In addition to non-sightedness, another disability which can be simulated in class is reduced mobility resulting from the loss of a limb. Crutches and wheelchairs can be used to simulate lower torso immobility; bandages can simulate arm/hand immobility. Connecting handicap awareness to the problem of anti-personnel landmine proliferation, I designed the following lesson:

Landmine Awareness Activity

  1. Ask participants about the 1997 Nobel Peace prize laureates, Jody Williams and the International Campaign to Ban Landmines.
  2. Cover key vocabulary : civil war, plant landmine, explode, lose a leg, crutches, wheel chair, photo-journalist.
  3. Do the "landmine quiz" (Appendix A) and explore reactions to the various statistics.
  4. Show multimedia clips about landmines. The CARE website has some clips.
  1. Place thirty sheets of paper on the floor of the room. All paper should appear identical from the top, but on the reverse side there are various roleplay instructions.
  2. Emphasize that each participant can step on any sheet of paper . . . several people can also step on the same sheet if they wish: they will share the same fate.
  3. All participants will have 2-3 minutes to read their roles before the simulation starts.
  4. Depending on the class level and time available, the actual simulation can be 10-25 minutes long. A different option is to do the simulation twice in shorter time increments. The contrast between the former and later outcome can be a key item during the discussion.
Here are some possible roles for a class of thirty:

1 SHEET: You are a doctor. You work at a clinic with few medical supplies. Try to help those around you.
15 SHEETS: You are safe now. You can help others - or ignore them and stay in a safe place. Remember: you cannot walk within 50 cm. of  an unturned card without turning it over. If the unturned card has a "X" mark under it, it represents a landmine . . .you will die within two minutes if you come near such a card.
4 SHEETS: You are a farmer. You stepped on a mine while you were planting your crops. Both of your legs are now missing. If you don't get medical help soon, you'll die. [MINE COLOR: BLACK]
2 SHEETS: You are a child. While playing outside, you accidentally stepped on a mine. You have just lost your right leg. It hurts and you are losing blood. Call for help. [MINE COLOR: BLACK]
2 SHEETS: You are a merchant. You sell crutches and wheelchairs. Anyone with 500 yen in cash can buy a pair of crutches. Anyone with 3000 yen in cash can buy a wheel chair. Try to do business.
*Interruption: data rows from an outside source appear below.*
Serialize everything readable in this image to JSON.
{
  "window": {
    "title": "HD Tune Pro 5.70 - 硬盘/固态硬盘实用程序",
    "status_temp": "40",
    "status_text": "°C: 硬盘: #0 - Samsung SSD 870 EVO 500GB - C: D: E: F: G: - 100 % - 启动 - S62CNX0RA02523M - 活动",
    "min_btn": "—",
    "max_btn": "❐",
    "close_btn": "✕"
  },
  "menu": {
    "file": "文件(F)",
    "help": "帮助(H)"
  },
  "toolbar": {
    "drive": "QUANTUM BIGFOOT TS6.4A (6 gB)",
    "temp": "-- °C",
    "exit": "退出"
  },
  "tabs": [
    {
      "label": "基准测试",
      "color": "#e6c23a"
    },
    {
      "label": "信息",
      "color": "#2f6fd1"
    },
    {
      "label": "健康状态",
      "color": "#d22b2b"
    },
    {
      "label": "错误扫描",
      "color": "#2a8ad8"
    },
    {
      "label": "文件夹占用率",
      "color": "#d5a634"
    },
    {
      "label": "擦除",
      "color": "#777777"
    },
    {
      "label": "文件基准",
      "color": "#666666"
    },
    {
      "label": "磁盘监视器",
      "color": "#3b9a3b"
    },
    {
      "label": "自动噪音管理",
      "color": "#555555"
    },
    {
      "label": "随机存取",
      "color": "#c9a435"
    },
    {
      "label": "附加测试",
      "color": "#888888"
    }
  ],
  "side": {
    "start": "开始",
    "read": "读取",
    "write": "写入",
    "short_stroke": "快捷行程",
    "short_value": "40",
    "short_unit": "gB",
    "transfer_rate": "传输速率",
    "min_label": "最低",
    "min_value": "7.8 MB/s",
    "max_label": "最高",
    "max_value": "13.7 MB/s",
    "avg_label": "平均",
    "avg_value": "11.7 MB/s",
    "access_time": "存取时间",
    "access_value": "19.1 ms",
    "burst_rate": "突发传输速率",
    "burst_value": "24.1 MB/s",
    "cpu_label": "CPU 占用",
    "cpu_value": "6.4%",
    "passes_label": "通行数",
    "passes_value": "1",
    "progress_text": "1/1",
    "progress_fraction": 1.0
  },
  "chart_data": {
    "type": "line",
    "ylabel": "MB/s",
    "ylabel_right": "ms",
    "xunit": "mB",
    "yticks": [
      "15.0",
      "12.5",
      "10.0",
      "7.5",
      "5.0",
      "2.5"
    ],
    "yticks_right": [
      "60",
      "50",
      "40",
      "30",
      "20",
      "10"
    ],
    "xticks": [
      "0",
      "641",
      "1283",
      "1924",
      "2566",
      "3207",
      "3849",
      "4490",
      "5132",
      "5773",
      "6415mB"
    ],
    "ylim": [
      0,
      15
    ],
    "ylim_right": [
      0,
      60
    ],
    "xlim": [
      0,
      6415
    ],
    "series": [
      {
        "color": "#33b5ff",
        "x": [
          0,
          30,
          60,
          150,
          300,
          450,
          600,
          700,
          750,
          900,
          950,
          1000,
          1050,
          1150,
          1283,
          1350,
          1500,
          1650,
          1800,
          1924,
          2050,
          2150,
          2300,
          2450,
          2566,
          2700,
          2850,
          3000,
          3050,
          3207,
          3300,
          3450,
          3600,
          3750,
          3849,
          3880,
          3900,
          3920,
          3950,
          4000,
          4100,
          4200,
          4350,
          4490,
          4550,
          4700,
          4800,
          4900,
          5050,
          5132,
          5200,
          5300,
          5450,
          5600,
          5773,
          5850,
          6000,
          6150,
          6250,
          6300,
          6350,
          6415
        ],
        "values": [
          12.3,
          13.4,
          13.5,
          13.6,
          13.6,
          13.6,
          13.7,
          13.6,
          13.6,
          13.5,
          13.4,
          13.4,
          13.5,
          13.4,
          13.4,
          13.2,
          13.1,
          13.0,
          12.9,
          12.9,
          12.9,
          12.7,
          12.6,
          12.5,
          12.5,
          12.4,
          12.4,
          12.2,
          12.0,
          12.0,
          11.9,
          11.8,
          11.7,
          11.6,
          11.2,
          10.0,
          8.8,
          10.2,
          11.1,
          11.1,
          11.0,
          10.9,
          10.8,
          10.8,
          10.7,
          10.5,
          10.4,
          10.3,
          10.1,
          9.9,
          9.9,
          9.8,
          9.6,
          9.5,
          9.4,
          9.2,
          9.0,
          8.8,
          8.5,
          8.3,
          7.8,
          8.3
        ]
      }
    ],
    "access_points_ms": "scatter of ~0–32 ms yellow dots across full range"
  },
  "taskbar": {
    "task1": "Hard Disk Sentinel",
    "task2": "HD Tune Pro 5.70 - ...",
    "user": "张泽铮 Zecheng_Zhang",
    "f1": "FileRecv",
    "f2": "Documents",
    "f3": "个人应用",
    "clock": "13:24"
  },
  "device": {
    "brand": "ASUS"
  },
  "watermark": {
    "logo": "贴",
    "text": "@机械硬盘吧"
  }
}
2 SHEETS: You have some special tools to clear minefields. Your tools are able to clear (stop) all "black" and "blue" mines. It takes about five minutes to clear each mine. If you come to a "green" mine, however, you will die. . . You can accept the risk and try to clear 80% of the landmines . . . or stay in a safe place and give your tools to someone else.
1 SHEET: You have just stepped on a mine and will die within 60 seconds. The lower half of your body feels like a hamburger. (After 60 seconds you can not move or talk.) [MINE COLOR: GREEN]
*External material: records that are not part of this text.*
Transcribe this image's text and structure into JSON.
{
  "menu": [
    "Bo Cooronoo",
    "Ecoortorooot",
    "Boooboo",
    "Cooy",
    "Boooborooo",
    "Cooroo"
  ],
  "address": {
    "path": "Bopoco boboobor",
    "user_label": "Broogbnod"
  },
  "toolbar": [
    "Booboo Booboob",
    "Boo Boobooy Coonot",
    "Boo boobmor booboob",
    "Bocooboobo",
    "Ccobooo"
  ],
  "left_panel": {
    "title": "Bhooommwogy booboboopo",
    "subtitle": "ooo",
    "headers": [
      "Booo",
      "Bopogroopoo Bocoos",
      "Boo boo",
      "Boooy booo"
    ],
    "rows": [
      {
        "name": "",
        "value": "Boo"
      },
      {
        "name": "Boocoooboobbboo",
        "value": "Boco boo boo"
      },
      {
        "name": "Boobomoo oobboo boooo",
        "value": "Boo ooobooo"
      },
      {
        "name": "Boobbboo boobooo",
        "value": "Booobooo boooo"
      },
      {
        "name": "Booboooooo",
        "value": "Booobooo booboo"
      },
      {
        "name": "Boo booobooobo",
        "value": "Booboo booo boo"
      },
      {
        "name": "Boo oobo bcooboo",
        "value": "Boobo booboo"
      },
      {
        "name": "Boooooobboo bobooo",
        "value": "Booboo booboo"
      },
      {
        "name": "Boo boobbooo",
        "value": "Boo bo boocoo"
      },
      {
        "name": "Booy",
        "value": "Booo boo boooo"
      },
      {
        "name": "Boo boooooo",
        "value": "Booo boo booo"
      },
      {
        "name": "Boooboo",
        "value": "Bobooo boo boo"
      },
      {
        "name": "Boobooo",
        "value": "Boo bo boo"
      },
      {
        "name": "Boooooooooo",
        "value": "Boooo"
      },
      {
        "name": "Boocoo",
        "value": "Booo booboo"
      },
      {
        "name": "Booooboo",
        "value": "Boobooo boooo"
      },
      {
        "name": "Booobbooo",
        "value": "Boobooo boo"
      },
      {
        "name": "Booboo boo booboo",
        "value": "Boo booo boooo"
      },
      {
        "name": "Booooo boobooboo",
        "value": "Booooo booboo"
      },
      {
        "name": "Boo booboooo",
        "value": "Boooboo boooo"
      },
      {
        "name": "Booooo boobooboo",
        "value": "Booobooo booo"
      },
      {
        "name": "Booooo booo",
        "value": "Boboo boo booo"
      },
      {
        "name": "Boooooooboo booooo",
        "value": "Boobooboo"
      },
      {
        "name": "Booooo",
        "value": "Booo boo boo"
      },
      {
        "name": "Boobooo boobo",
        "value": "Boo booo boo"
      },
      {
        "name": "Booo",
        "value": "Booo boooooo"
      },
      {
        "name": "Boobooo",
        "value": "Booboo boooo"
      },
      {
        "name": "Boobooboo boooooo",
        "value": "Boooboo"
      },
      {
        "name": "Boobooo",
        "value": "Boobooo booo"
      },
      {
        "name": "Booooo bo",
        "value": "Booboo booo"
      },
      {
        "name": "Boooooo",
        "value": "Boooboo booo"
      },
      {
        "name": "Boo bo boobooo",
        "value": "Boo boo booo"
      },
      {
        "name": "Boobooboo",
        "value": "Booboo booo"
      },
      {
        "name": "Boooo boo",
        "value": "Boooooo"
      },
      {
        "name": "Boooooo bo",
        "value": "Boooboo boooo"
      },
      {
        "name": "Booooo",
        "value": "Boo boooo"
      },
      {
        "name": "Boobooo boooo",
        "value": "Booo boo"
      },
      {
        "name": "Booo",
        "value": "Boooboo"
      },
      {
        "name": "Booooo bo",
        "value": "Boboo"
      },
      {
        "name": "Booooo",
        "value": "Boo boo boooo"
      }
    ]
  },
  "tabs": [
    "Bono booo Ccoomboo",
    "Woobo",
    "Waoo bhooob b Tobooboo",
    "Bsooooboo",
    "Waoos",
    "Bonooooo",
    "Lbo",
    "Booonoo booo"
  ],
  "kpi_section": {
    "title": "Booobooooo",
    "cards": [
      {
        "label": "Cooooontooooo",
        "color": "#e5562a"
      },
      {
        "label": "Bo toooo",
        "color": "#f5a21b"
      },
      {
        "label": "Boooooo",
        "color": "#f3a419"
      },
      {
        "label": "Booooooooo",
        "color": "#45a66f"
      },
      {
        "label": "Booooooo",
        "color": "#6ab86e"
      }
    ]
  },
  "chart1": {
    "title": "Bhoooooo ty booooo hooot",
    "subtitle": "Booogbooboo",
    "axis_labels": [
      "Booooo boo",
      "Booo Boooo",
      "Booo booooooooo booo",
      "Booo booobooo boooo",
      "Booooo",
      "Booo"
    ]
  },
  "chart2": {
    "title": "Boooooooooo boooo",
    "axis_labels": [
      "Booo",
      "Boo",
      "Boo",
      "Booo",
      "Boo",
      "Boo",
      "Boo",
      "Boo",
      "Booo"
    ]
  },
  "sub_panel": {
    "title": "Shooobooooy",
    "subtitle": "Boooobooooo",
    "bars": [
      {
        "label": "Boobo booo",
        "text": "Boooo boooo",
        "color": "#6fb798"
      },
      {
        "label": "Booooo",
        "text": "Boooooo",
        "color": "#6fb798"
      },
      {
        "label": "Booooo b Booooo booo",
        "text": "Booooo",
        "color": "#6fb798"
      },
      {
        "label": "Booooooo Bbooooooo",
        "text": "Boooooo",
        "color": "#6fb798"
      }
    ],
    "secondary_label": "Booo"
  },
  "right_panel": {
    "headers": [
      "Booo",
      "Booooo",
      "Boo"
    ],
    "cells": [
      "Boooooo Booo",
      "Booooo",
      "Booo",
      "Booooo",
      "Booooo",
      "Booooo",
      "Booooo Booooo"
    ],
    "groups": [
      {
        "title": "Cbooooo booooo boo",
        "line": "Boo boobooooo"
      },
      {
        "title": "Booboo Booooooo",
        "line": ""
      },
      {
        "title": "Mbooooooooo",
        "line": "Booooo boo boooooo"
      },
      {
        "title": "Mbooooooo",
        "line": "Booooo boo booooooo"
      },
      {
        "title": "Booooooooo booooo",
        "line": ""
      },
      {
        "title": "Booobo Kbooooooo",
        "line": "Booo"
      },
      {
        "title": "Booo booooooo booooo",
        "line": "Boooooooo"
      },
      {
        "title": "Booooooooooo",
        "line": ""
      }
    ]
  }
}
1 SHEET: You are a soldier. You just stepped on a mine and have lost both legs and eyes. You can't see or walk, but can talk.[MINE COLOR: BLUE]
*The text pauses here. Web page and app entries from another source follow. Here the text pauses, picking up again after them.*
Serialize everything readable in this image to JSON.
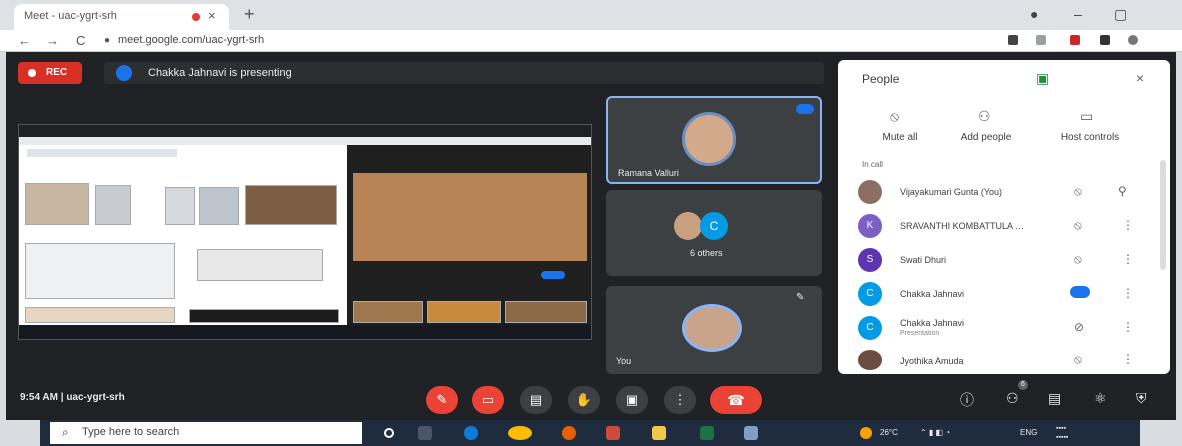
{
  "browser": {
    "tab_title": "Meet - uac-ygrt-srh",
    "tab_close": "×",
    "new_tab": "+",
    "url": "meet.google.com/uac-ygrt-srh",
    "nav": {
      "back": "←",
      "forward": "→",
      "reload": "C"
    }
  },
  "meet": {
    "rec_label": "REC",
    "presenting_text": "Chakka Jahnavi is presenting",
    "tiles": [
      {
        "name": "Ramana Valluri"
      },
      {
        "name": "6 others",
        "avatar_letter": "C"
      },
      {
        "name": "You"
      }
    ],
    "meeting_info": "9:54 AM  |  uac-ygrt-srh",
    "people_badge": "6"
  },
  "people_panel": {
    "title": "People",
    "close": "×",
    "actions": [
      {
        "label": "Mute all",
        "icon": "mic-off-icon"
      },
      {
        "label": "Add people",
        "icon": "person-add-icon"
      },
      {
        "label": "Host controls",
        "icon": "host-controls-icon"
      }
    ],
    "section_label": "In call",
    "participants": [
      {
        "name": "Vijayakumari Gunta (You)",
        "avatar_letter": "",
        "avatar_color": "#8d6e63",
        "sub": ""
      },
      {
        "name": "SRAVANTHI KOMBATTULA …",
        "avatar_letter": "K",
        "avatar_color": "#7b5fc4",
        "sub": ""
      },
      {
        "name": "Swati Dhuri",
        "avatar_letter": "S",
        "avatar_color": "#5e35b1",
        "sub": ""
      },
      {
        "name": "Chakka Jahnavi",
        "avatar_letter": "C",
        "avatar_color": "#039be5",
        "sub": ""
      },
      {
        "name": "Chakka Jahnavi",
        "avatar_letter": "C",
        "avatar_color": "#039be5",
        "sub": "Presentation"
      },
      {
        "name": "Jyothika Amuda",
        "avatar_letter": "",
        "avatar_color": "#6d4c41",
        "sub": ""
      }
    ]
  },
  "taskbar": {
    "search_placeholder": "Type here to search",
    "temp": "26°C",
    "lang": "ENG"
  },
  "colors": {
    "meet_bg": "#202124",
    "record_red": "#d93025",
    "accent_blue": "#1a73e8"
  }
}
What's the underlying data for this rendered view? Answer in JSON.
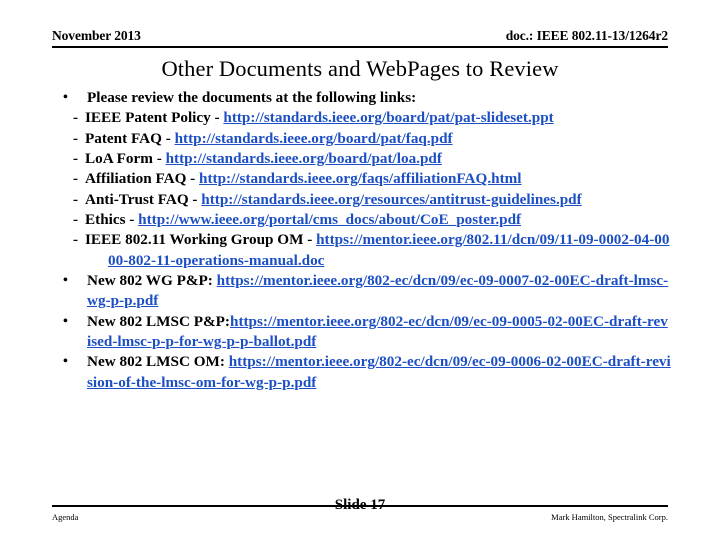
{
  "header": {
    "date": "November 2013",
    "doc_reference": "doc.: IEEE 802.11-13/1264r2"
  },
  "title": "Other Documents and WebPages to Review",
  "body": {
    "bullet_glyph": "•",
    "dash_glyph": "-",
    "link_color": "#1c4fc4",
    "items": [
      {
        "level": 1,
        "label": "Please review the documents at the following links:",
        "link": ""
      },
      {
        "level": 2,
        "label": "IEEE Patent Policy - ",
        "link": "http://standards.ieee.org/board/pat/pat-slideset.ppt"
      },
      {
        "level": 2,
        "label": "Patent FAQ - ",
        "link": "http://standards.ieee.org/board/pat/faq.pdf"
      },
      {
        "level": 2,
        "label": "LoA Form - ",
        "link": "http://standards.ieee.org/board/pat/loa.pdf"
      },
      {
        "level": 2,
        "label": "Affiliation FAQ - ",
        "link": "http://standards.ieee.org/faqs/affiliationFAQ.html"
      },
      {
        "level": 2,
        "label": "Anti-Trust FAQ - ",
        "link": "http://standards.ieee.org/resources/antitrust-guidelines.pdf"
      },
      {
        "level": 2,
        "label": "Ethics - ",
        "link": "http://www.ieee.org/portal/cms_docs/about/CoE_poster.pdf"
      },
      {
        "level": 2,
        "label": "IEEE 802.11 Working Group OM - ",
        "link": "https://mentor.ieee.org/802.11/dcn/09/11-09-0002-04-0000-802-11-operations-manual.doc"
      },
      {
        "level": 1,
        "label": "New 802 WG P&P: ",
        "link": "https://mentor.ieee.org/802-ec/dcn/09/ec-09-0007-02-00EC-draft-lmsc-wg-p-p.pdf"
      },
      {
        "level": 1,
        "label": "New 802 LMSC P&P:",
        "link": "https://mentor.ieee.org/802-ec/dcn/09/ec-09-0005-02-00EC-draft-revised-lmsc-p-p-for-wg-p-p-ballot.pdf"
      },
      {
        "level": 1,
        "label": "New 802 LMSC OM: ",
        "link": "https://mentor.ieee.org/802-ec/dcn/09/ec-09-0006-02-00EC-draft-revision-of-the-lmsc-om-for-wg-p-p.pdf"
      }
    ]
  },
  "footer": {
    "left": "Agenda",
    "center": "Slide 17",
    "right": "Mark Hamilton, Spectralink Corp."
  }
}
1 SHEET: You are a politician. You want to buy land mines because you think it is the best way end the fighting in your country. You have 100,000 yen in cash.
1 SHEET: You are an arms merchant. You sell landmines for 300 yen a piece . . . and also tools to clear away most landmines for 30,000 - 50,000 yen a piece. You have no special loyalties and will do business with anyone with money.
1 SHEET: You are a foreign photo-journalist. Take lots of pictures and document what is going on.


Here are some possible questions to raise
during the feedback/reflection session:
* How did you feel during this activity?
* In what ways did this activity seem real?
* Do you feel any differently about landmines now?
* Is there anything we can do to stop landmines?